[[ Data supplied, beginning ]]
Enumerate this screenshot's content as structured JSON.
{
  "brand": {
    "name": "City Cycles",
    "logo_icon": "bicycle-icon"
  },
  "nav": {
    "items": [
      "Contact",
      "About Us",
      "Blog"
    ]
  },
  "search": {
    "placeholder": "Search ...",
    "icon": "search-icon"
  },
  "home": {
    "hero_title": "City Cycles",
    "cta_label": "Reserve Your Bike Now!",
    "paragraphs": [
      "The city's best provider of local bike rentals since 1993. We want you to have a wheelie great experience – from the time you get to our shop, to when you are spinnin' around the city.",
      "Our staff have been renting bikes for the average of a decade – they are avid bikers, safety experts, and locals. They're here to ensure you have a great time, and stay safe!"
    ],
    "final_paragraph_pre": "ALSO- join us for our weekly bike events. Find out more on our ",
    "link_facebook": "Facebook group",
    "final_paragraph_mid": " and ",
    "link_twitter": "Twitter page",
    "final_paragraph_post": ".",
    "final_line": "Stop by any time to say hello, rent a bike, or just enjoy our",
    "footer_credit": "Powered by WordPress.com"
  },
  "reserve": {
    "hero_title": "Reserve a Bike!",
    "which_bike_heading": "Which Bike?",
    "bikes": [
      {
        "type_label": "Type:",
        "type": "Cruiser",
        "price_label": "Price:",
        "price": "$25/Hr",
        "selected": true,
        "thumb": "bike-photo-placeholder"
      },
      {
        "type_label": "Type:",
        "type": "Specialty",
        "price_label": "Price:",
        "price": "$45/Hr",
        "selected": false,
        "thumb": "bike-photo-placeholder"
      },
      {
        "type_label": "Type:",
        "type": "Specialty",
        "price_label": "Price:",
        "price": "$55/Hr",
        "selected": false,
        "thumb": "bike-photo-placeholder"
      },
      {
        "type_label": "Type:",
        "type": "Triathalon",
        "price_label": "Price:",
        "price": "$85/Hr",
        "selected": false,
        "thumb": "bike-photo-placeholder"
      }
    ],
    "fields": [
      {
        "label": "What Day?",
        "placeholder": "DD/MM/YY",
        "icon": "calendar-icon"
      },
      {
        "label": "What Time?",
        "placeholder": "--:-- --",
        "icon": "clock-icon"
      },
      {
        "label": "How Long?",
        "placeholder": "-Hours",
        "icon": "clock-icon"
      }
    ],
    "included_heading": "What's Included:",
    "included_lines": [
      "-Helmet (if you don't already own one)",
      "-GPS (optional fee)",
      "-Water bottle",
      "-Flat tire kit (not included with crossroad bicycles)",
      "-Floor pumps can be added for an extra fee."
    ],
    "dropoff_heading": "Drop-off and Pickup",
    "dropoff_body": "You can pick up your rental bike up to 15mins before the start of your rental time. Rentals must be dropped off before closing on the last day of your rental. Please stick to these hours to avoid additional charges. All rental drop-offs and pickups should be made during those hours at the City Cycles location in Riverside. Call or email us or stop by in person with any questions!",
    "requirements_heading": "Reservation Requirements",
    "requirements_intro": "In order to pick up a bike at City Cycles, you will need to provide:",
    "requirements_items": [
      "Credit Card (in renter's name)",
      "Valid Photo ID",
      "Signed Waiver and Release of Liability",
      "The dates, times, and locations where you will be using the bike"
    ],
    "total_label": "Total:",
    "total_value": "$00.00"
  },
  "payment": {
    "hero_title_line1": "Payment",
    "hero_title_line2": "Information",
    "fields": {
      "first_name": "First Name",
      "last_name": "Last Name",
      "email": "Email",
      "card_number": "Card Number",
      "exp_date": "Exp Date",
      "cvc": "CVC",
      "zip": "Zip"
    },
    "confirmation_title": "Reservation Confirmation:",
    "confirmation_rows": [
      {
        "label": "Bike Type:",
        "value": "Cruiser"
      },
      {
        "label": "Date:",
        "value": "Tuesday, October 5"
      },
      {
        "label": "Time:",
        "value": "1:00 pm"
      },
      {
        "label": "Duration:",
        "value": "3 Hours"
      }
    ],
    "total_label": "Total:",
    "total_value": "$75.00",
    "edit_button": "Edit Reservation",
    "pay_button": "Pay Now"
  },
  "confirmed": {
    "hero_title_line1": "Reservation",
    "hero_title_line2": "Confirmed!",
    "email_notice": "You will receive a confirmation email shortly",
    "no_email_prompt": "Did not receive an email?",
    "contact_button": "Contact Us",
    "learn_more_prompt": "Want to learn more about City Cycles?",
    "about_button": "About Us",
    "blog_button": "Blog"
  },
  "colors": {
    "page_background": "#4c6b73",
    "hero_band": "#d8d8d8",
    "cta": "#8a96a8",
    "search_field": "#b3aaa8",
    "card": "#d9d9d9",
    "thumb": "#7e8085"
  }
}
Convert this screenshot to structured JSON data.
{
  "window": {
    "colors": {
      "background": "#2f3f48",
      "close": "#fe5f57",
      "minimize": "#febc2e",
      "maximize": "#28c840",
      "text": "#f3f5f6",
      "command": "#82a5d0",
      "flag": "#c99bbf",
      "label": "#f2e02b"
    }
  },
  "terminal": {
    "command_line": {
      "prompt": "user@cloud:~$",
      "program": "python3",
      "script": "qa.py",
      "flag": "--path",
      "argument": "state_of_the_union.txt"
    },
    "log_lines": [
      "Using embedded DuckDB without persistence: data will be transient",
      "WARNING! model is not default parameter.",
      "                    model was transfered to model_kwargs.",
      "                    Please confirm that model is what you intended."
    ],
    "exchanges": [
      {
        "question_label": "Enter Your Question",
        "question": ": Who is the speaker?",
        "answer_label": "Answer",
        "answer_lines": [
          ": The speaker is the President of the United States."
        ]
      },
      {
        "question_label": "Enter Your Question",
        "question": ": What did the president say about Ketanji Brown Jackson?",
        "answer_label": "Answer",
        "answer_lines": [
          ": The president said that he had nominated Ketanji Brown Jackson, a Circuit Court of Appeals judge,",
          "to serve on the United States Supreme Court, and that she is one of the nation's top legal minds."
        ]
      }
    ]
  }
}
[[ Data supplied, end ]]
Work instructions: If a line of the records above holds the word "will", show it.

Response for this exercise:
    "requirements_intro": "In order to pick up a bike at City Cycles, you will need to provide:",
      "The dates, times, and locations where you will be using the bike"
    "email_notice": "You will receive a confirmation email shortly",
      "Using embedded DuckDB without persistence: data will be transient",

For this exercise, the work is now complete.